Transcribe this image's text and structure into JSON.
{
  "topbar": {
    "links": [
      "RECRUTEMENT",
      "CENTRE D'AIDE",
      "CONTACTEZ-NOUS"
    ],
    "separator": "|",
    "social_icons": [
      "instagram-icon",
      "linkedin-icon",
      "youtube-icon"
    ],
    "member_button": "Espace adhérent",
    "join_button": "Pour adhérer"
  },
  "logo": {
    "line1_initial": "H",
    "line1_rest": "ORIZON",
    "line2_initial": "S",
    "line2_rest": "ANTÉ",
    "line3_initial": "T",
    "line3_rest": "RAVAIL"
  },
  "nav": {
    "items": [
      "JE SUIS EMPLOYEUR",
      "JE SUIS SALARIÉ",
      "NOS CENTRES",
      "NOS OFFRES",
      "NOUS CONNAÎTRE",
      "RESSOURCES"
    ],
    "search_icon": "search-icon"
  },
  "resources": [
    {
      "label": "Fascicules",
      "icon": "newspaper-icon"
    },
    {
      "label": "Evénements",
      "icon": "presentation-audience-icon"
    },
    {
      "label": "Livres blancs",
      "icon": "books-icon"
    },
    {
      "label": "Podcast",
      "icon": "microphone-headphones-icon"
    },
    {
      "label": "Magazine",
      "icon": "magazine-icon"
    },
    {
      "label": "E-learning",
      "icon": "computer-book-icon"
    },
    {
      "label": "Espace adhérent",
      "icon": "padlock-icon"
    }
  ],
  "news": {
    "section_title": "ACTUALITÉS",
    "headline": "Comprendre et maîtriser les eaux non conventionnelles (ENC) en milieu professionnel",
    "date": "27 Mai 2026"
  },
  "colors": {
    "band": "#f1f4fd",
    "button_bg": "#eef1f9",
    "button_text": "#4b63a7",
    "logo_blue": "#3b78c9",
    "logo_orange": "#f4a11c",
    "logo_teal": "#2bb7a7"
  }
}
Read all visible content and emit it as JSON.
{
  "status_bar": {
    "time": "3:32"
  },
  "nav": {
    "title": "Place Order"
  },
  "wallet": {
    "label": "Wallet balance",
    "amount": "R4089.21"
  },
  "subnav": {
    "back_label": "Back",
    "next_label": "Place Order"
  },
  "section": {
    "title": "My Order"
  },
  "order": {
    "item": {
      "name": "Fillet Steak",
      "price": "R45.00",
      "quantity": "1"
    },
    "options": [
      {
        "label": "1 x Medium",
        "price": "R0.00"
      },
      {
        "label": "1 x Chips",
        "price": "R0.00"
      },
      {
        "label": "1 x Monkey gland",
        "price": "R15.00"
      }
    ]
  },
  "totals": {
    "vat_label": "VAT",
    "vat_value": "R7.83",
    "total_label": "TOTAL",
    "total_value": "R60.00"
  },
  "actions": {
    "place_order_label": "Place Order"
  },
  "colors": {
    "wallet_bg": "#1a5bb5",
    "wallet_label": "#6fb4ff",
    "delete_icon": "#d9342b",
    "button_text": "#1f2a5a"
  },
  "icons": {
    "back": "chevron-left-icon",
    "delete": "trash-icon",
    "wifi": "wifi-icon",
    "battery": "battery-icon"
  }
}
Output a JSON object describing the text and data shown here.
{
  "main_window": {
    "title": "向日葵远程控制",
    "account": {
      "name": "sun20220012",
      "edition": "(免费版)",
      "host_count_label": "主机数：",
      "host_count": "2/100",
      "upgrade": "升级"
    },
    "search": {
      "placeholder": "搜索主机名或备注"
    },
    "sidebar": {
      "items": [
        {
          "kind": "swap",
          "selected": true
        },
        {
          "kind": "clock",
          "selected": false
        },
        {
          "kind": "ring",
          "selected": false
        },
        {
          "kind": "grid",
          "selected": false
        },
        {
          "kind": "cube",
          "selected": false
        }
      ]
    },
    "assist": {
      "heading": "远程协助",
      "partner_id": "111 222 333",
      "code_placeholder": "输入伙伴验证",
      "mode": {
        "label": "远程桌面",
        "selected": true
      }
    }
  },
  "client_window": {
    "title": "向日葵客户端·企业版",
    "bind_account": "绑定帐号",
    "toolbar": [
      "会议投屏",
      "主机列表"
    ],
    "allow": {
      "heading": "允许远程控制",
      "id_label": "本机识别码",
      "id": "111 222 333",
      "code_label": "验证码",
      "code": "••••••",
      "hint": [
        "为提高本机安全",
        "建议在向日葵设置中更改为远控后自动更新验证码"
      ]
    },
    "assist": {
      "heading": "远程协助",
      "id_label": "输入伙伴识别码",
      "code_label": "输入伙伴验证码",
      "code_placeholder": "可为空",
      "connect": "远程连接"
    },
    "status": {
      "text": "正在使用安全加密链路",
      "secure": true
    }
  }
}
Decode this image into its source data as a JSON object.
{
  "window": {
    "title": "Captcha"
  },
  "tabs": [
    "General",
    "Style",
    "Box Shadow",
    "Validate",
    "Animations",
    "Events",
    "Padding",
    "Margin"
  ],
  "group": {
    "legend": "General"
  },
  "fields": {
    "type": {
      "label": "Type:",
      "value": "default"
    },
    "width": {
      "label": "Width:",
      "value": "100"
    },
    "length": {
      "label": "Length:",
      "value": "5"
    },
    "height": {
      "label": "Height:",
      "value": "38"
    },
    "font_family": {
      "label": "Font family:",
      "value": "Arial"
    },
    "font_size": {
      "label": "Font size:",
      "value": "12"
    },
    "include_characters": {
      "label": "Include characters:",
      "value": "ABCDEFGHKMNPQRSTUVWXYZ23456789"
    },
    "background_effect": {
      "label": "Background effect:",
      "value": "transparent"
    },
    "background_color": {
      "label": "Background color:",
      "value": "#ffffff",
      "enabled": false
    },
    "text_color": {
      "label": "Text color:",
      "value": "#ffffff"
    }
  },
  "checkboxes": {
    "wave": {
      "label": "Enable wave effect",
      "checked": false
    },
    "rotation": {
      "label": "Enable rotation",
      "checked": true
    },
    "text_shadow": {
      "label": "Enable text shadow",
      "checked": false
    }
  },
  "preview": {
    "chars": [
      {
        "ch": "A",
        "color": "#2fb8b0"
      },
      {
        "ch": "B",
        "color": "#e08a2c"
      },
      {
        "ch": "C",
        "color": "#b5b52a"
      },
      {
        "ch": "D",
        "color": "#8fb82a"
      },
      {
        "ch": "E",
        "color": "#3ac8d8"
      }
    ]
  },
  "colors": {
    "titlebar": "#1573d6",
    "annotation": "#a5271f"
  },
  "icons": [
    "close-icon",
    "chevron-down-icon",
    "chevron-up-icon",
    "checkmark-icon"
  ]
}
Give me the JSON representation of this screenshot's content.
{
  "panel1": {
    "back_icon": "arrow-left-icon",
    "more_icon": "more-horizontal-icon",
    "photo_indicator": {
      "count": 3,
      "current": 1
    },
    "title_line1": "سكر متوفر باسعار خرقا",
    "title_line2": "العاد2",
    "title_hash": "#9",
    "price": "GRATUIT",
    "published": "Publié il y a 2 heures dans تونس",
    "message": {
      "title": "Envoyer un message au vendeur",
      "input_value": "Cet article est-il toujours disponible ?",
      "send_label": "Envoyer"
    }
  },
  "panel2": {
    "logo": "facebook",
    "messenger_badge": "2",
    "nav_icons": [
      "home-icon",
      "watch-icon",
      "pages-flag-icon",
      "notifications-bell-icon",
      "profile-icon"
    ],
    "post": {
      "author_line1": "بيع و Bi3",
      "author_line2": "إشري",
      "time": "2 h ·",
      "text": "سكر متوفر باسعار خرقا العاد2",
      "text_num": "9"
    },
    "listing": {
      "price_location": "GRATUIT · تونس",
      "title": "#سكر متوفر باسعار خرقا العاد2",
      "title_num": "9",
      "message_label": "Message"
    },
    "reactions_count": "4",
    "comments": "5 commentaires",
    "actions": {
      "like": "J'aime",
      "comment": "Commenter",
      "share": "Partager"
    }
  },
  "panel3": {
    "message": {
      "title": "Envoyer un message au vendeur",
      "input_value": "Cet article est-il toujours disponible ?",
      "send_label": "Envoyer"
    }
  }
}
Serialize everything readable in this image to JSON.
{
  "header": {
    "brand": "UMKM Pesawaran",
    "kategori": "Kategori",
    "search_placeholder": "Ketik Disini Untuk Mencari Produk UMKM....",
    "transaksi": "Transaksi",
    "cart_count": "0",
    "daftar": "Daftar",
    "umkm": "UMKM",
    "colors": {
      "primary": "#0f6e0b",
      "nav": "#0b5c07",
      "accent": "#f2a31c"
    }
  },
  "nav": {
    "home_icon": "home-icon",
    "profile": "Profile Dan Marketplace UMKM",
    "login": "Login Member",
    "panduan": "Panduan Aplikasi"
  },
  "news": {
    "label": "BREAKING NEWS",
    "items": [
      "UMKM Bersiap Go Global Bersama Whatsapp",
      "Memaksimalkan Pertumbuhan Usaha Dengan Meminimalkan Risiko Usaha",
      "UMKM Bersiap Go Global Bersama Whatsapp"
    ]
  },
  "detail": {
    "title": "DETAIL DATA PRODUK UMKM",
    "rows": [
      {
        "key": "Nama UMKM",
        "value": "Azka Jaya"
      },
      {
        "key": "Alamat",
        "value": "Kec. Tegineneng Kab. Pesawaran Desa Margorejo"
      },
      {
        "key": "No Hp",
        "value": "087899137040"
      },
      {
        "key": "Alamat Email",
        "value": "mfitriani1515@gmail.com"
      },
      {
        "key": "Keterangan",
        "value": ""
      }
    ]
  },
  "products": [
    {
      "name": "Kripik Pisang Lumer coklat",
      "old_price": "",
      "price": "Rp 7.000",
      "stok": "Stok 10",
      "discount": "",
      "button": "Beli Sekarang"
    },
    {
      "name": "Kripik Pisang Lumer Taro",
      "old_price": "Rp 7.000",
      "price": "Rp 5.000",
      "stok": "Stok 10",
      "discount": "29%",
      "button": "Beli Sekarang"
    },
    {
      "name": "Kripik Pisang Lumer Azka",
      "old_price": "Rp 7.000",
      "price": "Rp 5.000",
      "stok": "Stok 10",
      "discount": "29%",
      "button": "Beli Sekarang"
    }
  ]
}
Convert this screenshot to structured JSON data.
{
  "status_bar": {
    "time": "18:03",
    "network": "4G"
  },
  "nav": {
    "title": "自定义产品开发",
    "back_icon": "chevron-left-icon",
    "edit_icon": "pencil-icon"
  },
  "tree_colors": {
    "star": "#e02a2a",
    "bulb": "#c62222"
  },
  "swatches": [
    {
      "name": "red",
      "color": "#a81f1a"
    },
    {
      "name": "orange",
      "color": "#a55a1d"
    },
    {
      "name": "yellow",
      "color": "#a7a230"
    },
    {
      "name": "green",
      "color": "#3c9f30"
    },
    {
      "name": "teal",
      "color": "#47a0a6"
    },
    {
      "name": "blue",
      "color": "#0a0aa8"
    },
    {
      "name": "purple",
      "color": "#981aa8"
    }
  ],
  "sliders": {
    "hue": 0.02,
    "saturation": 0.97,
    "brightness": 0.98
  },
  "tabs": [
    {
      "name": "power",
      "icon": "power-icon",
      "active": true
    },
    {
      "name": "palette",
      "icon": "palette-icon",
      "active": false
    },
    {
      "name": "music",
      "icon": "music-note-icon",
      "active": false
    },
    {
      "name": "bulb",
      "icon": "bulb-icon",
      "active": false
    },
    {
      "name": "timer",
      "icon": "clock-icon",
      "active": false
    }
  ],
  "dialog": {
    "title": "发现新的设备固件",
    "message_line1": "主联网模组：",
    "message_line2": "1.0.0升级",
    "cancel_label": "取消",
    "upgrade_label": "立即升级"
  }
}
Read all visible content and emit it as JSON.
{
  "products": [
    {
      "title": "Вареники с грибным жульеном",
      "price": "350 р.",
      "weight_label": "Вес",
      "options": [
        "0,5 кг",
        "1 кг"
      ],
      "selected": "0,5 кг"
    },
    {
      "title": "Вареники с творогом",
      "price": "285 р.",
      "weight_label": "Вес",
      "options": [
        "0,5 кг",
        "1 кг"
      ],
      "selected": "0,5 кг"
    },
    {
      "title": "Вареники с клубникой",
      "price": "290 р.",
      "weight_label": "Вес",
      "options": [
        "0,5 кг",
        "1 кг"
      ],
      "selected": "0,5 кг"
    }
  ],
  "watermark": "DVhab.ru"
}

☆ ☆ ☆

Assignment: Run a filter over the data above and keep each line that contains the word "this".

Answer for the task:
Transcribe this image's text and structure into JSON.
Decode this image into its source data as a JSON object.
Give me the JSON representation of this screenshot's content.
Serialize everything readable in this image to JSON.
Convert this screenshot to structured JSON data.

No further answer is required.